Black Swan Re is a reinsurance framework for government and industry partnership that could improve protection for customers against the impacts of systemic catastrophic events. These include another pandemic, a global supply chain disruption, or the interruption of critical infrastructure or utilities. The framework would provide reinsurance for commercial non-damage business interruption cover through industry-pooled capital, backed by a government guarantee to pay out if ever the pool had insufficient funds.
Meanwhile, insurance veteran Stephen Catlin has formed a group of experts to explore other options. One of the options focus on an expansion of UK government-backed terrorism reinsurer Pool Re.
Pool Re offers cover for terror via private insurers to businesses and can access government funding if an event exceeds its capacity. In return, the government receives an annual fee from Pool Re. Pandemics could potentially be included in Pool Re’s remit. In 2018 Pool Re already extended its cover to include material damage and direct business interruption caused by acts of terrorism through a cyber-trigger.
Pandemic insurance had been available prior to the Covid-19 outbreak but at that time, many companies thought the risk too remote to justify buying the cover. As this perception is likely to have changed since the Covid-19 crisis, Lockton has partnered with global reinsurer Munich Re to offer businesses protection against epidemics/pandemics.
In cooperation with Munich Re, Lockton can offer solutions covering specific risks associated with epidemics/pandemics including but not limited to business interruption, supply chain risk and fixed costs. Coverage is structured on an indemnity basis and early liquidity options are available for businesses operating in hospitality, retail, manufacturing and mining. Munich Re are now starting to consider other industries including real estate, construction and entertainment.
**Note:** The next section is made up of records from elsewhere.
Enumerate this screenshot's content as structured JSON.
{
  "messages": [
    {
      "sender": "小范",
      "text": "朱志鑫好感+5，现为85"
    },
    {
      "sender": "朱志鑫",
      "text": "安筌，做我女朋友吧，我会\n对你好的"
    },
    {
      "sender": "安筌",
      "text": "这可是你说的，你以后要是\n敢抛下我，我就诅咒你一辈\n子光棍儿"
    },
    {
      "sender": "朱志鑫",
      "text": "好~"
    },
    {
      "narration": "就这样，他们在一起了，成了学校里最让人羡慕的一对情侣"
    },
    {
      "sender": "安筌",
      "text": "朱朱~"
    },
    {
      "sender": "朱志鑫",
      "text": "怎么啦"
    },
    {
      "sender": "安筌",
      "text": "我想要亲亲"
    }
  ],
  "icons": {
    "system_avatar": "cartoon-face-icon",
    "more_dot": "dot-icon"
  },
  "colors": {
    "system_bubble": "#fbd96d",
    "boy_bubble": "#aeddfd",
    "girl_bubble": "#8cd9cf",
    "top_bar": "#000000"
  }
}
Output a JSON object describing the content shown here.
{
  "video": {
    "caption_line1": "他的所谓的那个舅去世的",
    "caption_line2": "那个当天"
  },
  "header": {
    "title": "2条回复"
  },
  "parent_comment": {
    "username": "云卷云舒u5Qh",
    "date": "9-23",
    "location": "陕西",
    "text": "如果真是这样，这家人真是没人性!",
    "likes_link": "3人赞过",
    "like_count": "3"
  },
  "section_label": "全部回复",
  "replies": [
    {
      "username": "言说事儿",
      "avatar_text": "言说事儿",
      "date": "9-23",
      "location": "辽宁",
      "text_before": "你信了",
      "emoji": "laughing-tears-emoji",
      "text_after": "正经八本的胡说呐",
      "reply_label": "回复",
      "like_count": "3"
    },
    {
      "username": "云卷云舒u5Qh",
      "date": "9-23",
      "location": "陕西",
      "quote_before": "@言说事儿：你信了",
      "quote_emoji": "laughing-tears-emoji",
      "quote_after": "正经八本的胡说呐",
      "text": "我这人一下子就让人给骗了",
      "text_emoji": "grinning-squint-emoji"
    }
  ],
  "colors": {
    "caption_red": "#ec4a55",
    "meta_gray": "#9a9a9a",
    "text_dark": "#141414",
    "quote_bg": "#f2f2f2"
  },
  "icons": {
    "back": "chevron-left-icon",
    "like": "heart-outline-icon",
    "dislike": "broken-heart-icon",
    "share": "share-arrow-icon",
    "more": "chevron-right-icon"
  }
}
The coverage is essentially bespoke and can be manipulated for a client’s needs based on various trigger options.
Alongside the provision of insurance, customers are provided with access to external epidemic expertise including support in containing outbreaks, or in preparing for future epidemics with the help of virologists and epidemiologists.
Events are insured in case of occurrence of an epidemic outbreak trigger event within the covered area that causes a loss of gross profit at the insured property within the epidemic period, whereby the epidemic outbreak must have started in the outbreak area.
For further information, please contact:
Adam Watson, Partner
Tel.: +44 (0) 20 7933 2022
Matt Humphries, Broker
Tel.: +44 (0) 20 7933 2044
As governments begin to relax Covid-19 lockdown rules, companies are working on plans to return operations back to normal while ensuring the safety of employees and clients.
From a technical perspective, working from home has worked out surprisingly well for most during the pandemic. The picture is likely to look less positive from a mental health perspective. Businesses should address potential issues as part of their duty of care to staff.
Having worked in insurance since the early 1980’s, the one thing hard markets have taught me is that they rarely have the same trigger but the fundamental effects are fairly similar: Property classes suffer in the short term but liability classes suffer for longer. The consequences of the COVID-19 outbreak will most likely follow this pattern.
The insurance market is becoming more challenging for buyers as carriers look to improve their underwriting profitability and only offer cover when they fully understand the clients’ exposure. Insurers are reducing their capacity in some risk areas and tightening their policy terms and conditions. As a result, insureds need to spend more time preparing for renewals and disclose more information to persuade insurers and secure the best possible outcome.